If a line in the records below contains "Light", copy that line.

*** Exercise data

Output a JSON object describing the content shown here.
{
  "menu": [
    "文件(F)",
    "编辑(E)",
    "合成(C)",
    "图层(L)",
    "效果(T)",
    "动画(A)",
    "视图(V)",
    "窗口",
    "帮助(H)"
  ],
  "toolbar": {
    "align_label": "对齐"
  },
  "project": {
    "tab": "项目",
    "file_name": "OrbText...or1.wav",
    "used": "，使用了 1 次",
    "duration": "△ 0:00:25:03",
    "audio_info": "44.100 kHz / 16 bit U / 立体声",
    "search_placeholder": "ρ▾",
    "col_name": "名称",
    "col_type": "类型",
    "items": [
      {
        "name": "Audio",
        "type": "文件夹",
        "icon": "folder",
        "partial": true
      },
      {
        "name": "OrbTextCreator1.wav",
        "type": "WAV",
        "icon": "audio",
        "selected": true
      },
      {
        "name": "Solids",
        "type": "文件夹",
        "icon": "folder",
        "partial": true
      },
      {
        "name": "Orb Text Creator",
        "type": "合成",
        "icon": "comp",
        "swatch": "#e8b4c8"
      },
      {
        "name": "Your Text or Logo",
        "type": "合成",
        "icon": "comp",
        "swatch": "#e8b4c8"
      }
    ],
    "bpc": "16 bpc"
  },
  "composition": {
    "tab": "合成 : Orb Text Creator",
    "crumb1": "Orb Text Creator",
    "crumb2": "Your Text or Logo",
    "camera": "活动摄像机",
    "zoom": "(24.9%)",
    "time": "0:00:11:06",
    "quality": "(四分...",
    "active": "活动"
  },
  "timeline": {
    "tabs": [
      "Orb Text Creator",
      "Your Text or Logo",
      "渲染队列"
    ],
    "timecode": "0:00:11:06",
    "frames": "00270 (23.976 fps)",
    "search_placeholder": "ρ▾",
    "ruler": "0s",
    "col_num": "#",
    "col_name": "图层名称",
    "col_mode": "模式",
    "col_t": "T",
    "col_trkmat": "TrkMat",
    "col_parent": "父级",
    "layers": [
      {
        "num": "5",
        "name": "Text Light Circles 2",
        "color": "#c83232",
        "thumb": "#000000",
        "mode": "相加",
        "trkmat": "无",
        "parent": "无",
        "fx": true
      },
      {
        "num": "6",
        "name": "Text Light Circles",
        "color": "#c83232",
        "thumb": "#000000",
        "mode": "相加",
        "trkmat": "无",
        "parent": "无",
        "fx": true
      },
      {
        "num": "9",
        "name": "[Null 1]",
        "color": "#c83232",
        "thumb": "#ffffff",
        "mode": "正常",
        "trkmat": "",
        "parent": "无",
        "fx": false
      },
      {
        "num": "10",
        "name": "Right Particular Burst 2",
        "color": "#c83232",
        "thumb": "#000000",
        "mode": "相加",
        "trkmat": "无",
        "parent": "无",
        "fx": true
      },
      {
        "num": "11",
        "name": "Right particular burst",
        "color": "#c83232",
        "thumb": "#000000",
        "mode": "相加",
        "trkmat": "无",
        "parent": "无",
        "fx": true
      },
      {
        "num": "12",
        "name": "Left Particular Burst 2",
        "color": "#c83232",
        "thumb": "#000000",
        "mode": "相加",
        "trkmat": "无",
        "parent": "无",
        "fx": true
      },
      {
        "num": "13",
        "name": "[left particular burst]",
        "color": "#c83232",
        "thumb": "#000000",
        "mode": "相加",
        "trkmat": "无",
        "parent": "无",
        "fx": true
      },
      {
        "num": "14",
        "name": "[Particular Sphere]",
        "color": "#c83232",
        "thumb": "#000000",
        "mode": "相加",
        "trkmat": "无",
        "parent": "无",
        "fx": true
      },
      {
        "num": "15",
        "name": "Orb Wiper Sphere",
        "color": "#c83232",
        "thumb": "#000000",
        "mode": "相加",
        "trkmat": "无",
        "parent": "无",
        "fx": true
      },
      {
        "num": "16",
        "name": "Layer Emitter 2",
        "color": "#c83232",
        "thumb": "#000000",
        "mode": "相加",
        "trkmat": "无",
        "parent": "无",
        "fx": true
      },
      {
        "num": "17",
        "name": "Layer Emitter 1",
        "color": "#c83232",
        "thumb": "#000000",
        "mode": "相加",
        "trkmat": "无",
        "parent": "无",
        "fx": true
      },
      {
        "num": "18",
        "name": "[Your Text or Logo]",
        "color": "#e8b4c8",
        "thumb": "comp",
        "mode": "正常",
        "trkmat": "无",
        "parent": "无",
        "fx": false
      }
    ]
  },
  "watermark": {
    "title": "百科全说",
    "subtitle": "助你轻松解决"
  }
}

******

(Response area)
        "name": "Text Light Circles 2",
        "name": "Text Light Circles",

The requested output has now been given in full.